In my city, as I guess in many other, you'll always have to do your best to stay alive when you ride your bike, this is particularly true by night. This is the reason which brought me to design this circuit.
I anticipate worried drivers (I should be the first to complain) saying that my bike light hadn't become a stroboscopic floodlight which makes you blind, only catch your attention a little more than before, it will be more as looking at an old very used neon light.
Step 1: the frequency

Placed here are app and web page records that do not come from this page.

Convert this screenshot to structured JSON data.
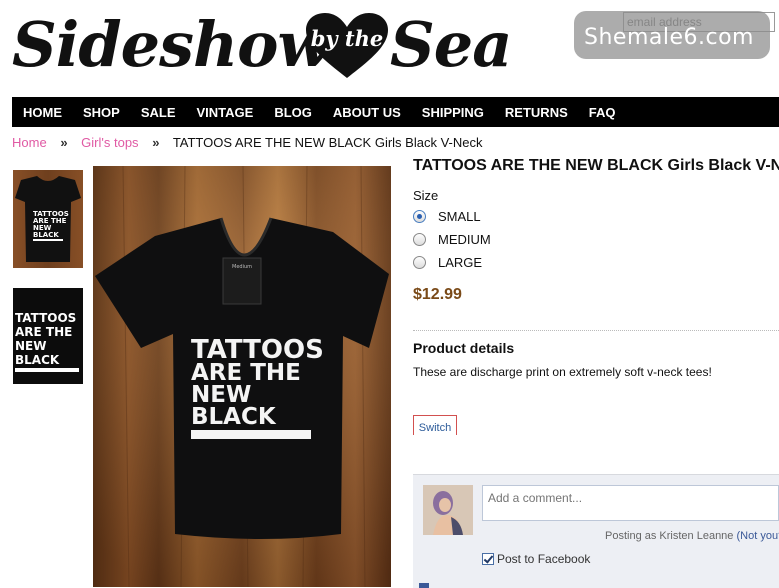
{
  "header": {
    "logo_left": "Sideshow",
    "logo_heart_text": "by the",
    "logo_right": "Sea",
    "email_placeholder": "email address",
    "watermark": "Shemale6.com"
  },
  "nav": {
    "items": [
      "HOME",
      "SHOP",
      "SALE",
      "VINTAGE",
      "BLOG",
      "ABOUT US",
      "SHIPPING",
      "RETURNS",
      "FAQ"
    ]
  },
  "breadcrumb": {
    "home": "Home",
    "category": "Girl's tops",
    "separator": "»",
    "current": "TATTOOS ARE THE NEW BLACK Girls Black V-Neck"
  },
  "product": {
    "title": "TATTOOS ARE THE NEW BLACK Girls Black V-Neck",
    "size_label": "Size",
    "sizes": [
      "SMALL",
      "MEDIUM",
      "LARGE"
    ],
    "selected_size": "SMALL",
    "price": "$12.99",
    "details_title": "Product details",
    "details_text": "These are discharge print on extremely soft v-neck tees!",
    "switch_label": "Switch",
    "shirt_print": [
      "TATTOOS",
      "ARE THE",
      "NEW",
      "BLACK"
    ],
    "shirt_tag": "Medium"
  },
  "comments": {
    "placeholder": "Add a comment...",
    "posting_as": "Posting as Kristen Leanne",
    "not_you": "(Not you?)",
    "post_to_facebook": "Post to Facebook"
  },
  "colors": {
    "nav_bg": "#000000",
    "breadcrumb_link": "#e05aa4",
    "price": "#7a4a18",
    "comment_bg": "#edeff4",
    "facebook_blue": "#3b5998"
  }
}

This blinker circuit runs at about 50 Hz, this means that it's very near to the frequency at which our eyes work. So you'll see an "almost" fixed light, the difference with a fixed light is that it's a little bothersome to see, and it keeps your attention at once. Indeed old TVs and PC monitors worked a few hertz more than this frequency, and after some hours in front of those, your eyes were tired. To work long periods in front of your monitor it's better this is 60 Hz or more (more or equal to 85 Hz with old crt monitors, LCD are less stressful).
This circuit is intended to work with any LED light with a power source of about 4.5-6V. If you have different voltage you have to review the design adding a voltage regulator (or booster) for the chip.